Hospital will not hire tobacco users - Page 2Register Today!
- Jul 11, '11 by AprilAZRNThis year our hospital went tobacco/smoke free. No tobacco use while on company time, no tobacco use on the hospital campus (so if you wanted to smoke you need to clock out, walk 1 block and stand on a corner). Additionally, our insurance now includes a tobacco use surcharge of $50/month if you are a tobacco user.

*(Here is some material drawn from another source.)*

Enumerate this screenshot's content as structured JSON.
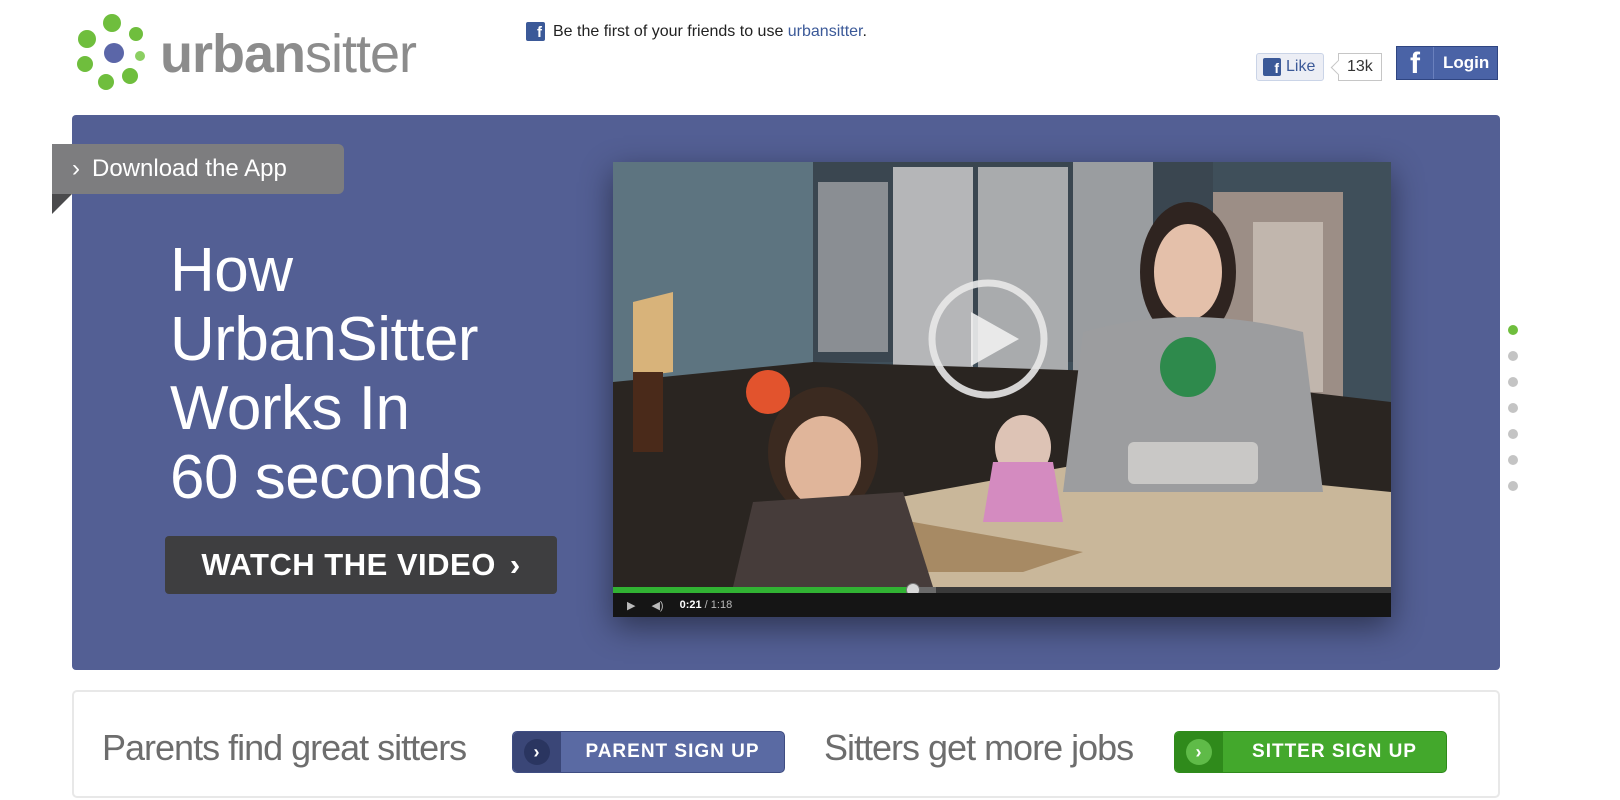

There was a mild uproar when it went into effect, but now, 6 months later it's just the way it is. I think it's reasonable.
- Jul 11, '11 by elkparkQuote from madpeysGenetic predisposition to disease(s) is not something over which the individual has any control -- tobacco (and other substance) use is.So when will they start genetic testing to see if you are predisposed for disease.......
- Jul 11, '11 by JROregon"Freedom"? Being addicted to nicotine is a little like slavery.
As a patient, I don't want to smell any strong smells and that would include tobacco smoke, perfume, cologne and bad breath. Can't imagine being nauseous from chemo drugs and having a stinky medical professional standing in the same room as me.
- Jul 11, '11 by lrlatI agree with THE COMMUTER. As a smoker even I can understand that a hospital would implement a "non smoking policy" at work. I have had a job or 2, that had that policy. However, what you do at home on your time..is another situation entirely. And the biggest concern I have is the same...what's next? Obesity, alcohol?? And it really seems inappropriate that current employees are exempt from the policy.
- Jul 11, '11 by kcmylornI think I'll just light up again, then file for unemployment, and social security I'm due and medicaid. Then when the timecomes- I turn 65 - I'll apply for medicare and suck the country dry. Oh I forgot to add- I'm going to buy a home in a 55 plus community.I'm going to keep all my 30 yrs of RN experience to myself. And watch all the young non smokers work.- That's my plan.
- Jul 11, '11 by DeeAngelWe are going to see more and more of this thing happen in a desperate attempt at keeping health care costs down. Rates can only raise so much before other things have to be looked at to curtail expenses. Dropping the heavy baggage first makes good financial sense, no matter how unfair people think that may be.